Pulling off a finale full of happy endings abutted by the death of a beloved character seems impossible, but not when it's in capable hands of Jason Katims.
It was never going to be easy to say goodbye to the Bravermans, and unless you're some kind of a monster, tears were shed while watching Parenthood Season 6 Episode 13. But the pain was less evident after an hour spent shoring up the peaceful future of the family we've come to know and love.
It's taken me a while to get started on this review because part of me wants to discuss the small stuff, and part of me wants to make a wide, sweeping gesture about the series as a whole and it's probably best to meet somewhere in the middle. Even that, after spending so much time as an honorary Braverman, is somehow eluding me.
As much as it's not about me, it is. It's also about all of you, as we've all spent the last six years as honorary Bravermans. We've wept for them and laughed with them, wished we could impart our sage advice upon them. We've argued amongst ourselves as we would brothers and sisters in our attempts to get our own way with the story, just as Crosby, Adam, Julia and Sarah would gather at their parents' table and squabble. Watching Parenthood brought out the family in all of us.
There was so much beauty to be found in the finale. The musical choices were simply stunning. A mere note was enough to aid in the welling of tears, but in the way the ending was presented, with the wedding and the various montages, there was just enough to allow us to catch our breath before the next emotional nugget was launched.
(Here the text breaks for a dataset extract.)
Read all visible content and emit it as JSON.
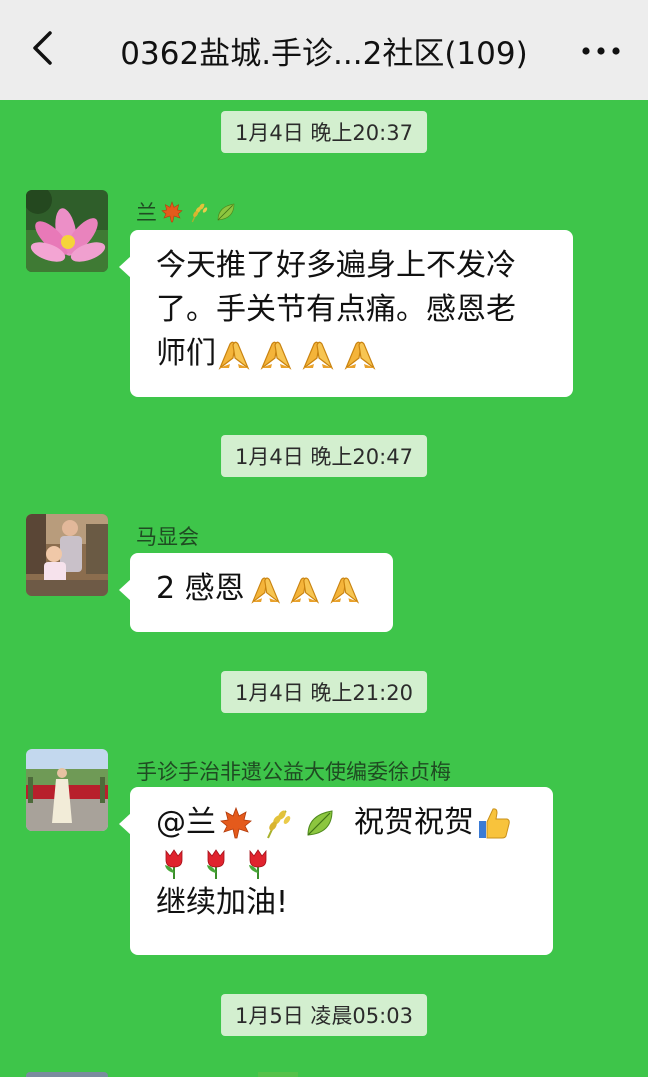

Leading up to the wedding we learned some things to set our minds at ease. Sarah made the right choice in Hank. Zeek not only put his stamp of approval on him, but revealed he was the only man ever to ask him for one of the girls' hands in marriage. Joel and Julia were given a chance to adopt Victor's half sister. Max got a job and Adam found his passion.
The photography montage at the wedding was simply delightful. Done differently it could have felt like a waste of time with so few precious minutes remaining. Instead, with the different groups coming together to perch together prettily or make funny faces, it reinforced the feeling of family; that everything was going to be OK long after we stopped watching them.
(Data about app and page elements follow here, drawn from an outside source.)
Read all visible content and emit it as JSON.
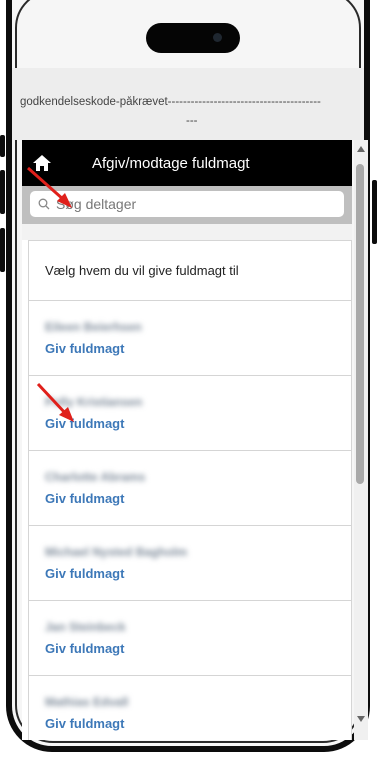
{
  "status": {
    "code_text": "godkendelseskode-påkrævet----------------------------------------",
    "code_continuation": "---"
  },
  "header": {
    "home_icon": "home-icon",
    "title": "Afgiv/modtage fuldmagt"
  },
  "search": {
    "icon": "search-icon",
    "placeholder": "Søg deltager"
  },
  "list": {
    "intro": "Vælg hvem du vil give fuldmagt til",
    "participants": [
      {
        "name": "Eileen Beierhsen",
        "action": "Giv fuldmagt"
      },
      {
        "name": "Polly Kristiansen",
        "action": "Giv fuldmagt"
      },
      {
        "name": "Charlotte Abrams",
        "action": "Giv fuldmagt"
      },
      {
        "name": "Michael Nysted Bagholm",
        "action": "Giv fuldmagt"
      },
      {
        "name": "Jan Steinbeck",
        "action": "Giv fuldmagt"
      },
      {
        "name": "Mathias Edvall",
        "action": "Giv fuldmagt"
      }
    ]
  },
  "colors": {
    "header_bg": "#000000",
    "link": "#3d78b8",
    "annotation_arrow": "#e0201b"
  }
}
It was only fitting, then, that Zeek passed away in his living room while his Millie was looking at those very photos. Everything was alright. Amber and baby Zeek were living there, so Millie wasn't alone. He had given his vote of confidence to Crosby to continue with The Luncheonette and Crosby made Amber his new Crosby (they listened to me!), Kristina noticed what Crosby did and Adam found his passion in teaching. Zeek could let go because his family was in good hands.
With minutes to go, the family met at a baseball diamond to scatter Zeek's ashes. The result was a mish-mashed montage whooshing us though time as they played one final game with dad. It was rather brilliant, if at first a little hard to catch on.
Since one Friday Night Lights veteran wasn't up to the task of being Amber's parter, Scott Porter made a wonderful cameo as her husband, and the two gentlemen even had a brief scene together as Ryan visited, returning Zeek to the couple who had a daughter. Joel and Julia didn't only adopt Victor's sister, but appeared to have another baby, as well.
Continuing on, Headmaster Adam Braverman handed a diploma to Max on the day of his high school graduation. Millie took the vacation Zeek was planning before his second heart attack, visiting Chez Marie. To assure us the business didn't fail, "Forever Young," the song playing over the montage, was from a group recording live at The Luncheonette.
That last bit I found particularly compelling, as in the booth could be seen with an older Aida and pregnant Jasmine, making it truly a family affair. When it was all cut together, in conjunction with the continuation of the baseball game, it was quite lovely and really different.
It's not unexpected, of course. Putting the final touches on this review is a little bit difficult. There are so few truly memorable families filled with struggles, growth, pain and above all, love, on television these days that to share them with each other is a blessing. It's been my pleasure to do so with all of you since my very first Parenthood review here on TV Fanatic in March of 2011. As the title says, "May God Bless and Keep You Always."
If you begin to go into withdrawal, and I know you will, remember you can watch Parenthood online here via TV Fanatic.
Carissa Pavlica is the managing editor and a staff writer and critic for TV Fanatic. She's a member of the Critic's Choice Association, enjoys mentoring writers, conversing with cats, and passionately discussing the nuances of television and film with anyone who will listen. Follow her on Twitter and email her here at TV Fanatic.